Historically, the” that is“underserving undesirable for solitary homosexual individuals. “ In yesteryear, regardless of if mother had been supportive of her homosexual young ones, she most likely didn’t understand other homosexual visitors to introduce them to,” Rosenfeld stated. The quick use of online relationship among the LGBTQ community speaks up to deeper truth in regards to the internet: It’s many powerful (for better as well as even worse) as an instrument for assisting minorities of most stripes—political, social, cultural, sexual—find each other. “Anybody trying to find one thing difficult to find is advantaged by the larger choice set. That’s real whether you’re trying to find A jewish individual in a mostly Christian area; or a gay individual in a mostly straight area; or even a vegan, mountain-climbing previous Catholic anywhere,” Rosenfeld said.

On the web dating’s quick success got a guide from some other demographic styles. For instance, college graduates are receiving hitched later, making use of the almost all their 20s to cover straight down their student debt, put on various vocations, establish a profession, and perhaps also conserve a little bit of cash. Because of this, today’s young grownups most likely save money time being solitary. With your several years of singledom happening a long way away from hometown institutions, such as for example household and college, the apps are acting in loco parentis.

The fact that Americans are marrying later is not necessarily a bad thing by the way. (Neither, perhaps, is avoiding marriage completely.) Almost 60 per cent of marriages that start prior to the chronilogical age of 22 end up in divorce or separation, nevertheless the exact same is true of just 36 % of the whom marry through the many years of 29 to 34. “Age is very important for therefore multiple reasons,” Rosenfeld stated. “You understand about your self, but in addition you understand more info on each other, since they learn about by themselves. You’re marrying one another when you’ve each figured some stuff out.”

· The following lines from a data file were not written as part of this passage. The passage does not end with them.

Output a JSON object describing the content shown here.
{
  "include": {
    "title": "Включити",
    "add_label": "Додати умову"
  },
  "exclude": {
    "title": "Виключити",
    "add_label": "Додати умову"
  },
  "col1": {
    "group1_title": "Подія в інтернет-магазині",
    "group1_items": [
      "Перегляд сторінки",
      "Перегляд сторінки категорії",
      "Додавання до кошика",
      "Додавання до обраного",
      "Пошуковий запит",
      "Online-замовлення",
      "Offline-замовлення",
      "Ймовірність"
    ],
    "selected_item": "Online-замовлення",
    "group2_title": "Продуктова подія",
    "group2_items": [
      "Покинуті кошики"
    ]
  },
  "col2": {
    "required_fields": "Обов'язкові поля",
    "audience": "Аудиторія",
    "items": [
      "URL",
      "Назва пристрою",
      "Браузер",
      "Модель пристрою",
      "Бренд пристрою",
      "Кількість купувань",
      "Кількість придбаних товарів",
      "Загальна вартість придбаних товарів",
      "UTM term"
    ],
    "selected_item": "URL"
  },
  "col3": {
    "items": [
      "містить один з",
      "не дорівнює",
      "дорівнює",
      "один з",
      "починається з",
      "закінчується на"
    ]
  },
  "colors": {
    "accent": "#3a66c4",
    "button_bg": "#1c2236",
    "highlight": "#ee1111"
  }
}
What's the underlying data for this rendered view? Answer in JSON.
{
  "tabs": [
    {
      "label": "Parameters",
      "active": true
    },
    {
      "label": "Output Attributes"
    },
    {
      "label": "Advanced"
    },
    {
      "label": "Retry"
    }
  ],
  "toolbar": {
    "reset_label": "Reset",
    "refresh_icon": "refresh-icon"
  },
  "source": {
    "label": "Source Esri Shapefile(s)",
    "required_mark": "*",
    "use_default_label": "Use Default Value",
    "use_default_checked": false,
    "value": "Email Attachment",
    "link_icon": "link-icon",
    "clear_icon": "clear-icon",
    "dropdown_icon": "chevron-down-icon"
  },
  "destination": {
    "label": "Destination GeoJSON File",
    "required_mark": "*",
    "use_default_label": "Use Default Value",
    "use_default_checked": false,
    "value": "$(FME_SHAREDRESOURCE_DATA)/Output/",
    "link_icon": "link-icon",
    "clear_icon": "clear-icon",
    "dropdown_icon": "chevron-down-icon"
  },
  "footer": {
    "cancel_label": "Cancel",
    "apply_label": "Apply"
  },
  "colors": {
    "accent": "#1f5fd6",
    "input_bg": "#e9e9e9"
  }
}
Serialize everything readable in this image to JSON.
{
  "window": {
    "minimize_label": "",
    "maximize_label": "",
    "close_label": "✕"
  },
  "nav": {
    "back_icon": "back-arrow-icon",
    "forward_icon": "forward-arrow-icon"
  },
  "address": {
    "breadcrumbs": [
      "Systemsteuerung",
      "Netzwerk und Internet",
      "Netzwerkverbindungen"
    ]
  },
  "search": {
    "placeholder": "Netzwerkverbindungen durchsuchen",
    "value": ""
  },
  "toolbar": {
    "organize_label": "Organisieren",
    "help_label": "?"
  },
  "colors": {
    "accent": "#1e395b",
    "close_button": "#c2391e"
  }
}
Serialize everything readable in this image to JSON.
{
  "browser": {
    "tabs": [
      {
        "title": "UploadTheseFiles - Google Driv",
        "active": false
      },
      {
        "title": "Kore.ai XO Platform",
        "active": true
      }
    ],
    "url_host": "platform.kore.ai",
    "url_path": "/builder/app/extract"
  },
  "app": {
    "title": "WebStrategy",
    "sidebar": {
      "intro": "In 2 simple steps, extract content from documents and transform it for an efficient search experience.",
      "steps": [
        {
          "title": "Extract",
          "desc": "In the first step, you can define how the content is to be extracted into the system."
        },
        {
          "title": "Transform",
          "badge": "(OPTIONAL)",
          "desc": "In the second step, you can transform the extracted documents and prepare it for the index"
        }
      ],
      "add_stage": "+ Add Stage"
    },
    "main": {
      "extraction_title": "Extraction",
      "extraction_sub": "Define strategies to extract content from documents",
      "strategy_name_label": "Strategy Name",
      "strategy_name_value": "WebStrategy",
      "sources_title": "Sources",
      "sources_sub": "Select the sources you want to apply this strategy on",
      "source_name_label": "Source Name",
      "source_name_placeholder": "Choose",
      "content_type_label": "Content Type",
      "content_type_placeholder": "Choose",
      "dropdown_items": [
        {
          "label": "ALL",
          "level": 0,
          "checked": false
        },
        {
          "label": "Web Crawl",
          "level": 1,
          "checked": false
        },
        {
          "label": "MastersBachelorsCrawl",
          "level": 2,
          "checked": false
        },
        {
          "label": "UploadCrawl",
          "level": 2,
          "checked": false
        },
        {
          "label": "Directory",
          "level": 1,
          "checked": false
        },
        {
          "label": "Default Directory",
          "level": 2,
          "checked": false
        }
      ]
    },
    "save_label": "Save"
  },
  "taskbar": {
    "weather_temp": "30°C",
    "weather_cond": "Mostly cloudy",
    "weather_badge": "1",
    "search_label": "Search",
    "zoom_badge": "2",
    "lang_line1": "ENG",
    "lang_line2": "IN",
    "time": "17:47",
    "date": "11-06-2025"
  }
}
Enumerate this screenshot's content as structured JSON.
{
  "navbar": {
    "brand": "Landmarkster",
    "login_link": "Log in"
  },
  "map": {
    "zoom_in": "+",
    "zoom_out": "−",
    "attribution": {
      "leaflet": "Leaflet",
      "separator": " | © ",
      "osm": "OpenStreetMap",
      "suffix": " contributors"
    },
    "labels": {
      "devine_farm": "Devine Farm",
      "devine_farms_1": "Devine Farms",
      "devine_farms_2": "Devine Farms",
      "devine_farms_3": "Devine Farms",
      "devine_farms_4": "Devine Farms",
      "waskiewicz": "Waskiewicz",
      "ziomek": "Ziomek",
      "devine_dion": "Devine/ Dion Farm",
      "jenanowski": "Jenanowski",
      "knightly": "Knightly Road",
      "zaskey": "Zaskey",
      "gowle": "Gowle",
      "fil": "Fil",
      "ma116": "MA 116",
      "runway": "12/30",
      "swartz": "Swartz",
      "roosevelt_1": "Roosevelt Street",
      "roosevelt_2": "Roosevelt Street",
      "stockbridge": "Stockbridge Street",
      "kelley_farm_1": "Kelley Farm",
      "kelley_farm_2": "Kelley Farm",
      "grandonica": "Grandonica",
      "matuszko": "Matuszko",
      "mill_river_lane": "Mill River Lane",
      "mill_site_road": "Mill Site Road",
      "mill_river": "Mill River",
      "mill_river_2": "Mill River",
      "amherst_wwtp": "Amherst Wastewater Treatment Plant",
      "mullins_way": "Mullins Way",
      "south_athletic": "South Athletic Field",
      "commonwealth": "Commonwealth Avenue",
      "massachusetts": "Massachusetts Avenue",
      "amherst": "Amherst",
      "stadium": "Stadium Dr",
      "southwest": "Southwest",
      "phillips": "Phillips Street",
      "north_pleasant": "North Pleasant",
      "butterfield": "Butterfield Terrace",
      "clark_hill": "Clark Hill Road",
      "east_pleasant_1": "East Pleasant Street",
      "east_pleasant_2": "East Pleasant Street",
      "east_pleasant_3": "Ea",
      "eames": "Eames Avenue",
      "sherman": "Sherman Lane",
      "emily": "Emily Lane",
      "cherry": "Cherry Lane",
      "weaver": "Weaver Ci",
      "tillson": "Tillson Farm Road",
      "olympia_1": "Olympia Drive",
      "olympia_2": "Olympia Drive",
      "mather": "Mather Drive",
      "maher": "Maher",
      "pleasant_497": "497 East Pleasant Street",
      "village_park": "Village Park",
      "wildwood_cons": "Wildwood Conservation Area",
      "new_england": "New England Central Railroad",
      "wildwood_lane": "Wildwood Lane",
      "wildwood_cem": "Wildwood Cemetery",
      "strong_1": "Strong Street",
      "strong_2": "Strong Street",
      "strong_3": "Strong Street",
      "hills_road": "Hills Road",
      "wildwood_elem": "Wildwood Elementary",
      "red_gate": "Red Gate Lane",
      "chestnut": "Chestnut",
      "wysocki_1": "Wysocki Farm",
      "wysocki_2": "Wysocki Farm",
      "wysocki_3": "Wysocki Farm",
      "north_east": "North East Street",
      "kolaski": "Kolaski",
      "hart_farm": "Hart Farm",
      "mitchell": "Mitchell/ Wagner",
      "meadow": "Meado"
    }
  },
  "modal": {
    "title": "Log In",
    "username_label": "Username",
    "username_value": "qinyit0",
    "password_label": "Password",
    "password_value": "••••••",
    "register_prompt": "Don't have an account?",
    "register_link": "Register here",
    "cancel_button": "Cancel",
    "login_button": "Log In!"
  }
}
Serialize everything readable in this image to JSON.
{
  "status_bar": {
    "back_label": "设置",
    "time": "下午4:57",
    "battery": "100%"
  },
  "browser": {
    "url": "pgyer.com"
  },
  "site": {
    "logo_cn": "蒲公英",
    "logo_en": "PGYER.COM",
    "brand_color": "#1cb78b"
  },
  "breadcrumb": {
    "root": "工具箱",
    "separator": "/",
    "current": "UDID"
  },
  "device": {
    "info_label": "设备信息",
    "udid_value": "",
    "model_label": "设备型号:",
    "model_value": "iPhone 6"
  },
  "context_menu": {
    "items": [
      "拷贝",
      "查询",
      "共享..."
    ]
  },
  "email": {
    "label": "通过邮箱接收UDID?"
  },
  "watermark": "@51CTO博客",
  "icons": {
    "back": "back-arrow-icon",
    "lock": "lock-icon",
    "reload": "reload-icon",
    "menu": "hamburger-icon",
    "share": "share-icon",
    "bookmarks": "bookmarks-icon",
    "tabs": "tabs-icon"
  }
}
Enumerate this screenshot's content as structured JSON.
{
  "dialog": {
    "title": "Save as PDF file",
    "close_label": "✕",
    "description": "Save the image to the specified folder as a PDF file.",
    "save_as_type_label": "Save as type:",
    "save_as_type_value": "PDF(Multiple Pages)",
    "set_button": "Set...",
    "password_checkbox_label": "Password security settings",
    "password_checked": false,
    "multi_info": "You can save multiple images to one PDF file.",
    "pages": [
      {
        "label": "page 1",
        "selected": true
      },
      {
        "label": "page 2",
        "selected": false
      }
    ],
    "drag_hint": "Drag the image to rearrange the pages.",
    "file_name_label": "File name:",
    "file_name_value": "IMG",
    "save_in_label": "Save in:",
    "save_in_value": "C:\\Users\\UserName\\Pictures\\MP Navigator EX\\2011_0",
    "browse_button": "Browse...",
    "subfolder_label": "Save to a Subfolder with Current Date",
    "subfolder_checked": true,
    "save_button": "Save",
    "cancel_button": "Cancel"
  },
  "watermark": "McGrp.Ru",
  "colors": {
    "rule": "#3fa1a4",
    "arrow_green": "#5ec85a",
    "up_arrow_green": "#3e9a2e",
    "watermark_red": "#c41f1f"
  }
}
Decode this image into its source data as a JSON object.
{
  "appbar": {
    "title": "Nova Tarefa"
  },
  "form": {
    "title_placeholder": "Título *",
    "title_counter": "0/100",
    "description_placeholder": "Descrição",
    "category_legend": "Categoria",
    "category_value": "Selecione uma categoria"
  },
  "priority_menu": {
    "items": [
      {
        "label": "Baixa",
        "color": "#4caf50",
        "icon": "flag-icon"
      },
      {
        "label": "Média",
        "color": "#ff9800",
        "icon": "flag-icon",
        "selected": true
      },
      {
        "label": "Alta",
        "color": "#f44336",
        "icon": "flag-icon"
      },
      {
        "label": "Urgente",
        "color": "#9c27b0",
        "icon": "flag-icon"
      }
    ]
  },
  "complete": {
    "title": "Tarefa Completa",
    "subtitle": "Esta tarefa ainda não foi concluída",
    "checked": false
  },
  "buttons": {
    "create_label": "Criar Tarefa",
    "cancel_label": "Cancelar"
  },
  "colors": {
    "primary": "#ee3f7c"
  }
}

The nuclear family, or gut the Church, or stultify marriage, or tear away the many other social institutions of neighborhood and place that we remember, perhaps falsely, as swathing American youth in a warm blanket of Norman Rockwellian wholesomeness in this interpretation, online dating didn’t disempower friends, or fission. It simply arrived as that dusty old shroud ended up being currently unraveling.